» Dataset rows describing interfaces
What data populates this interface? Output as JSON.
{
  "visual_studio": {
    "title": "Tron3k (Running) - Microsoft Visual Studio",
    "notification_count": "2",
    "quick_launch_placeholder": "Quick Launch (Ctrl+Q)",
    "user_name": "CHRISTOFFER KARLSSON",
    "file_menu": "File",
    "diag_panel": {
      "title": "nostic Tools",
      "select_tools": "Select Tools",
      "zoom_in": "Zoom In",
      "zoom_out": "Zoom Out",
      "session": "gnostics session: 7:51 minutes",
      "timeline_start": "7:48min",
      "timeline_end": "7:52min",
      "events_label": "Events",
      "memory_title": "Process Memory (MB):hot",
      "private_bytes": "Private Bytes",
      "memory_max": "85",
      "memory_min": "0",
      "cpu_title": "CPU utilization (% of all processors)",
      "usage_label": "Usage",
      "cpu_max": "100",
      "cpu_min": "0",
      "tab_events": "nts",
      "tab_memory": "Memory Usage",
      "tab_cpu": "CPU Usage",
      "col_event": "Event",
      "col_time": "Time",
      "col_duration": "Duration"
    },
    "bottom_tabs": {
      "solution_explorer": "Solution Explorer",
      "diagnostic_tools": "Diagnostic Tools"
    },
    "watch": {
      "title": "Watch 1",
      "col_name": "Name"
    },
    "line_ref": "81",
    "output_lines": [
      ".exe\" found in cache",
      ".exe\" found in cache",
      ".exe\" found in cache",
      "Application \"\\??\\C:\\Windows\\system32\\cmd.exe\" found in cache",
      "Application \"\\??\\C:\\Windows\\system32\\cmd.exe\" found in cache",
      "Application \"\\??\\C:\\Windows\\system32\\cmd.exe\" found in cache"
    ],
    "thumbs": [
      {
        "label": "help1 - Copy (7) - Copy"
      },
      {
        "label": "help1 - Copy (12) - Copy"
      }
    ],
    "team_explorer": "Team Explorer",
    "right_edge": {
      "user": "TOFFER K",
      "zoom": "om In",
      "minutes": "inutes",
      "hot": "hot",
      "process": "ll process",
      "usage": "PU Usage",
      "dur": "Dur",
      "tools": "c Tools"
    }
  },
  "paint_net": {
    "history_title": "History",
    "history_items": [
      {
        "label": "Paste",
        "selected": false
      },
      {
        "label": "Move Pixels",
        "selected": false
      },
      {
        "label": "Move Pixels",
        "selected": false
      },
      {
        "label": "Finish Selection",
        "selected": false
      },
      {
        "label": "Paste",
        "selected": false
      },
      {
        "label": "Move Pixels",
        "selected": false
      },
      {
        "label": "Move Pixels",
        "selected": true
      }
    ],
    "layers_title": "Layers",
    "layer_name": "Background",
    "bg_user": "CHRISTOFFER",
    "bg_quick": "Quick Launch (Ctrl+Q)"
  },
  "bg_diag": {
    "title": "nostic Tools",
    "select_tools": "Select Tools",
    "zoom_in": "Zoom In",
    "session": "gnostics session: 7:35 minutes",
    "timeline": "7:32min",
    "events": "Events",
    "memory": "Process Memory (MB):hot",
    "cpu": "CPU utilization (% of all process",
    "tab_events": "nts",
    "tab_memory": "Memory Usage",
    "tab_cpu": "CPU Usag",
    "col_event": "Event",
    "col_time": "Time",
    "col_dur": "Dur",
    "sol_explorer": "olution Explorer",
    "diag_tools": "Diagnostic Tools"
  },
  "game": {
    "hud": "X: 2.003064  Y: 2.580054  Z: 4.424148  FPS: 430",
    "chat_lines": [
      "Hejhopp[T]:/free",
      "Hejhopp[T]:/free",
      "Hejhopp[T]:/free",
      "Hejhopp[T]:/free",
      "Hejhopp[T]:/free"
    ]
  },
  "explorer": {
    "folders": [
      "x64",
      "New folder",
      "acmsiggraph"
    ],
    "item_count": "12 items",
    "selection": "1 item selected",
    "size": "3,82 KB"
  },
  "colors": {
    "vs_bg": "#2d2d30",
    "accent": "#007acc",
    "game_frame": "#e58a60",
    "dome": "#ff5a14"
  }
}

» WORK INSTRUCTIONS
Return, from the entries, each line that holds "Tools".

» PROBLEM SOLUTION
      "title": "nostic Tools",
      "select_tools": "Select Tools",
      "diagnostic_tools": "Diagnostic Tools"
      "tools": "c Tools"
    "title": "nostic Tools",
    "select_tools": "Select Tools",
    "diag_tools": "Diagnostic Tools"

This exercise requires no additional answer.